- Diebold Inc. agreed to a $2.6 million settlement over
allegations it sold the state faulty touch-screen voting machines, Attorney
General Bill Lockyer said Wednesday.
- State and county prosecutors had sued the Texas maker
of automated teller machines over allegations Diebold used bait-and-switch
tactics in selling unreliable electronic voting systems that lacked federal
and state certification and were vulnerable to computer hackers and software
- Under the proposed settlement, Diebold will pay about
$1.6 million to the state, $475,000 to Alameda County and $500,000 to the

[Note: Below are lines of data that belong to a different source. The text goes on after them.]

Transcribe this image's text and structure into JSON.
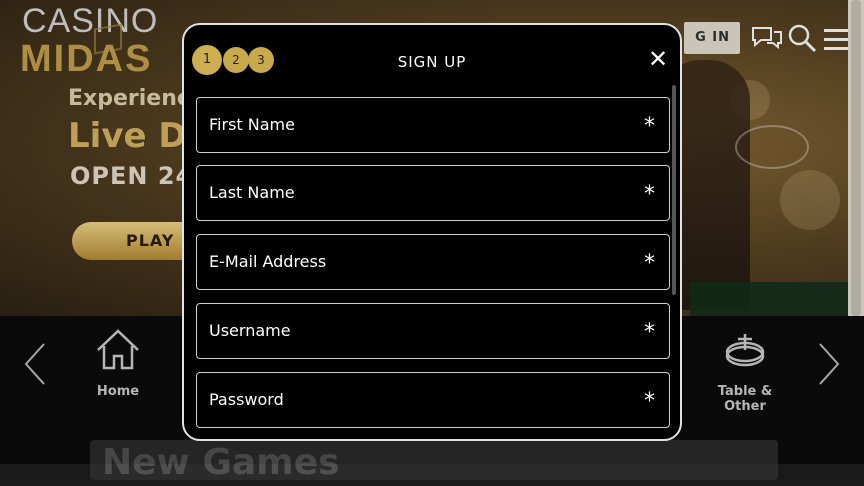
{
  "header": {
    "logo_top": "CASINO",
    "logo_bottom": "MIDAS",
    "login_label": "G IN",
    "chat_icon": "chat-icon",
    "search_icon": "search-icon",
    "menu_icon": "hamburger-menu-icon"
  },
  "hero": {
    "line1": "Experience",
    "line2": "Live De",
    "line3": "OPEN 24",
    "play_label": "PLAY I"
  },
  "categories": {
    "home_label": "Home",
    "table_label": "Table & Other",
    "home_icon": "home-icon",
    "table_icon": "roulette-icon",
    "left_arrow": "chevron-left-icon",
    "right_arrow": "chevron-right-icon"
  },
  "section": {
    "title": "New Games"
  },
  "signup": {
    "title": "SIGN UP",
    "close_icon": "close-icon",
    "steps": [
      "1",
      "2",
      "3"
    ],
    "active_step": 1,
    "fields": [
      {
        "label": "First Name",
        "required": "*"
      },
      {
        "label": "Last Name",
        "required": "*"
      },
      {
        "label": "E-Mail Address",
        "required": "*"
      },
      {
        "label": "Username",
        "required": "*"
      },
      {
        "label": "Password",
        "required": "*"
      }
    ]
  },
  "colors": {
    "accent_gold": "#c9a94e",
    "modal_bg": "#000000",
    "field_border": "#cfcfcf"
  }
}
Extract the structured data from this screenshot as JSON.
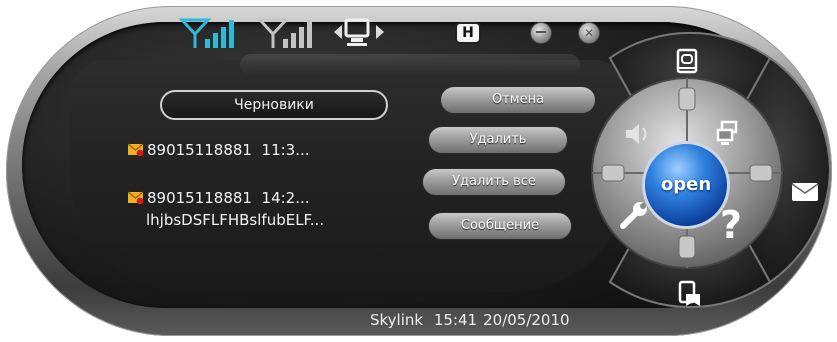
{
  "top_bar": {
    "signal_1_color": "#2fb8d8",
    "signal_2_color": "#bdbdbd",
    "connection_icon": "computer-connection-icon",
    "h_label": "H",
    "minimize_icon": "minimize-icon",
    "close_icon": "close-icon"
  },
  "folder": {
    "title": "Черновики"
  },
  "messages": [
    {
      "number": "89015118881",
      "time": "11:3...",
      "preview": ""
    },
    {
      "number": "89015118881",
      "time": "14:2...",
      "preview": "lhjbsDSFLFHBslfubELF..."
    }
  ],
  "actions": {
    "cancel": "Отмена",
    "delete": "Удалить",
    "delete_all": "Удалить все",
    "message": "Сообщение"
  },
  "status_bar": {
    "operator": "Skylink",
    "time": "15:41",
    "date": "20/05/2010"
  },
  "wheel": {
    "center_label": "open",
    "accent_color": "#1b5fc8",
    "icons": [
      "phonebook-icon",
      "volume-icon",
      "network-icon",
      "settings-icon",
      "help-icon",
      "sms-envelope-icon",
      "bookmark-icon"
    ]
  }
}
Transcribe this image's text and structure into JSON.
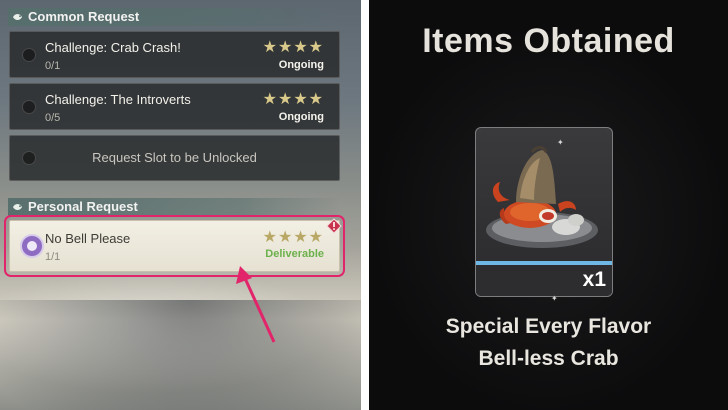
{
  "left_panel": {
    "common_header": "Common Request",
    "common_requests": [
      {
        "title": "Challenge: Crab Crash!",
        "progress": "0/1",
        "stars": "★★★★",
        "status": "Ongoing"
      },
      {
        "title": "Challenge: The Introverts",
        "progress": "0/5",
        "stars": "★★★★",
        "status": "Ongoing"
      }
    ],
    "locked_slot": "Request Slot to be Unlocked",
    "personal_header": "Personal Request",
    "personal_request": {
      "title": "No Bell Please",
      "progress": "1/1",
      "stars": "★★★★",
      "status": "Deliverable"
    },
    "colors": {
      "highlight": "#e2246a",
      "deliverable": "#6cb14b",
      "stars": "#d9c98a"
    }
  },
  "right_panel": {
    "title": "Items Obtained",
    "item": {
      "quantity": "x1",
      "name_line1": "Special Every Flavor",
      "name_line2": "Bell-less Crab",
      "rarity_color": "#6fb8e6"
    }
  }
}
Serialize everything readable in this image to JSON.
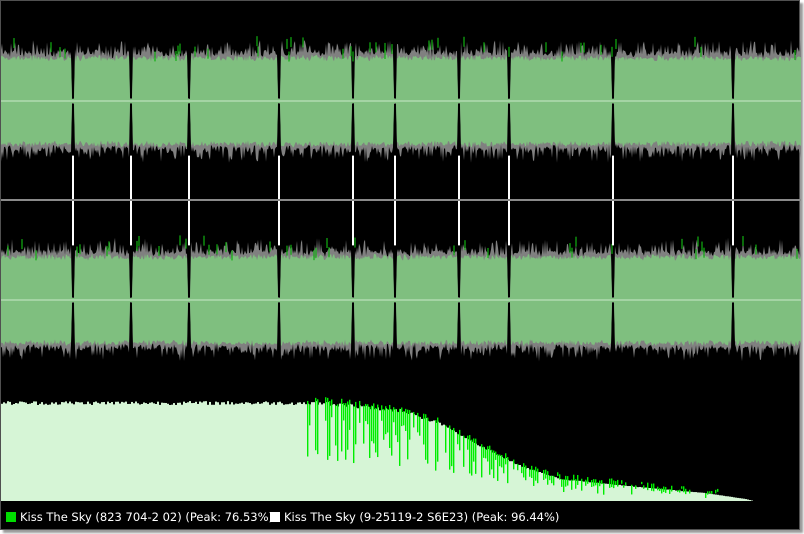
{
  "colors": {
    "background": "#000000",
    "wave_fill": "#7fbf7f",
    "wave_overshoot": "#808080",
    "wave_peak": "#10b010",
    "center_line": "#c8e8c8",
    "divider": "#8a8a8a",
    "marker": "#ffffff",
    "spectrum_fill": "#d6f5d6",
    "spectrum_peak": "#00ee00"
  },
  "legend": {
    "track1": {
      "label": "Kiss The Sky (823 704-2 02) (Peak: 76.53%)",
      "color": "#00dd00"
    },
    "track2": {
      "label": "Kiss The Sky (9-25119-2 S6E23) (Peak: 96.44%)",
      "color": "#ffffff"
    }
  },
  "waveform": {
    "track_gaps": [
      0.09,
      0.162,
      0.235,
      0.348,
      0.44,
      0.493,
      0.573,
      0.635,
      0.765,
      0.915
    ],
    "peak_track1": 0.7653,
    "peak_track2": 0.9644
  },
  "spectrum": {
    "profile": [
      [
        0.0,
        1.0
      ],
      [
        0.4,
        1.0
      ],
      [
        0.5,
        0.92
      ],
      [
        0.55,
        0.78
      ],
      [
        0.6,
        0.55
      ],
      [
        0.65,
        0.35
      ],
      [
        0.7,
        0.22
      ],
      [
        0.8,
        0.14
      ],
      [
        0.88,
        0.08
      ],
      [
        0.93,
        0.02
      ],
      [
        0.94,
        0.0
      ]
    ]
  }
}
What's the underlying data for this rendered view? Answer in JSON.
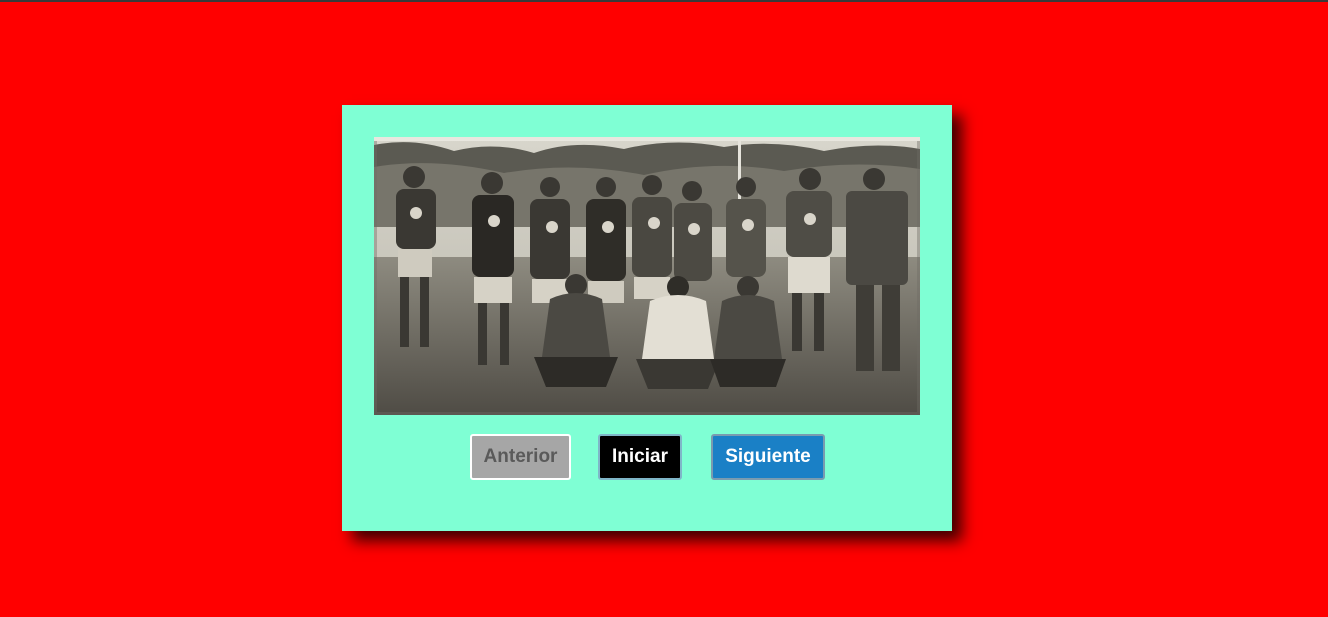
{
  "page": {
    "background_color": "#ff0000",
    "card_color": "#7fffd4"
  },
  "photo": {
    "description_icon": "team-photo-image"
  },
  "controls": {
    "prev_label": "Anterior",
    "start_label": "Iniciar",
    "next_label": "Siguiente",
    "prev_color": "#a6a6a6",
    "start_color": "#000000",
    "next_color": "#1a80c6"
  }
}
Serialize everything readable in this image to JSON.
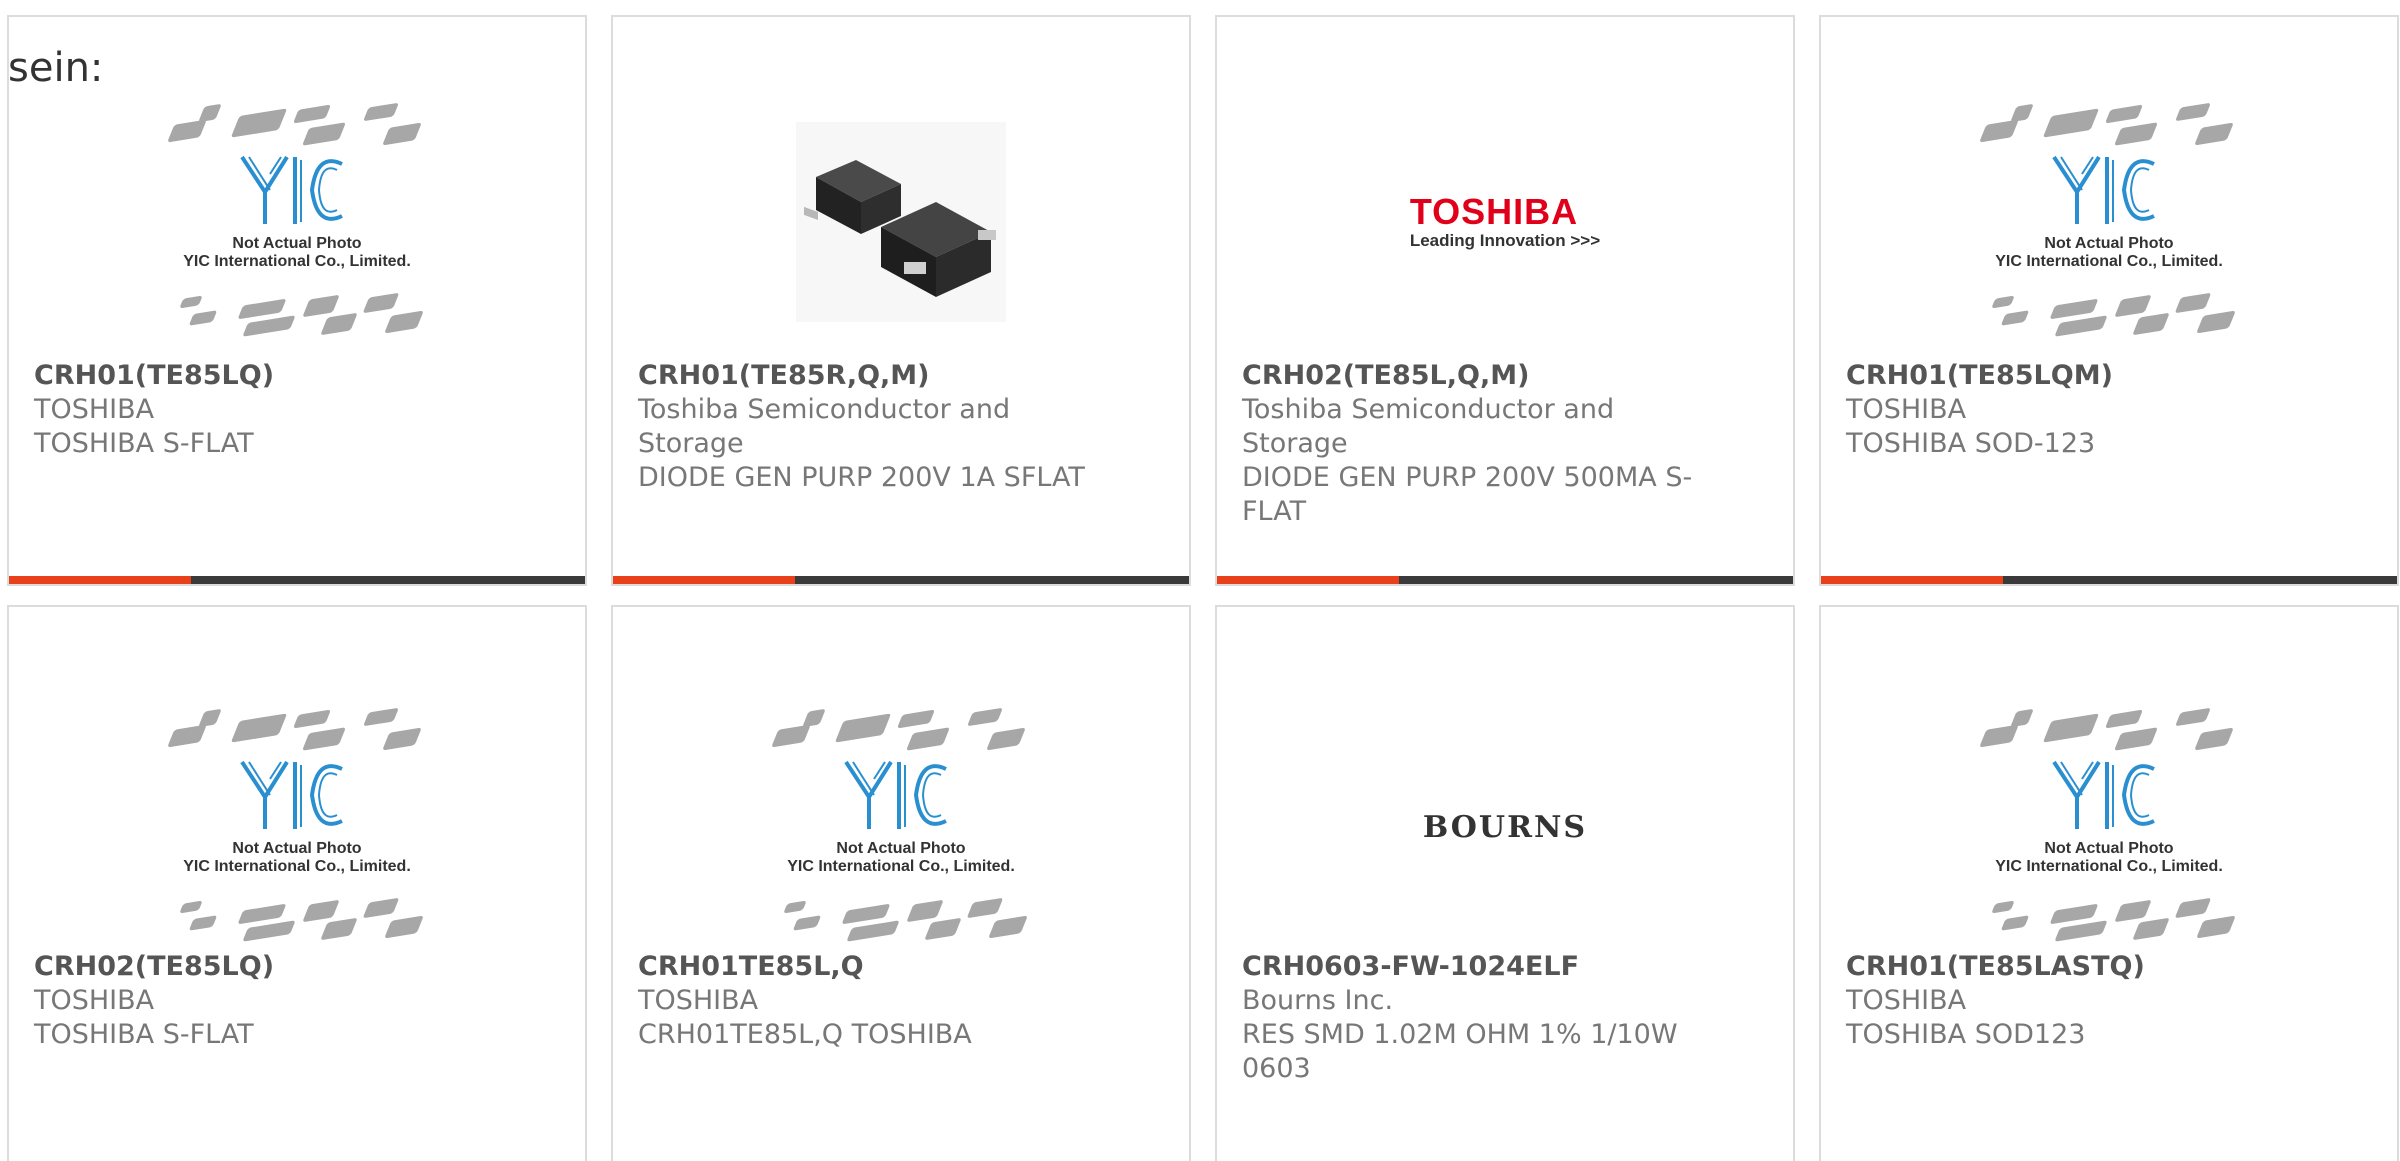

University of California Institute of Governmental Studies. The institute
will use the money to research ways to train poll workers on electronic
- Diebold also will reimburse Alameda, Plumas, Kern, San
Joaquin, San Diego and Los Angeles counties for some of the costs to set
up voting backup measures in last week's general election.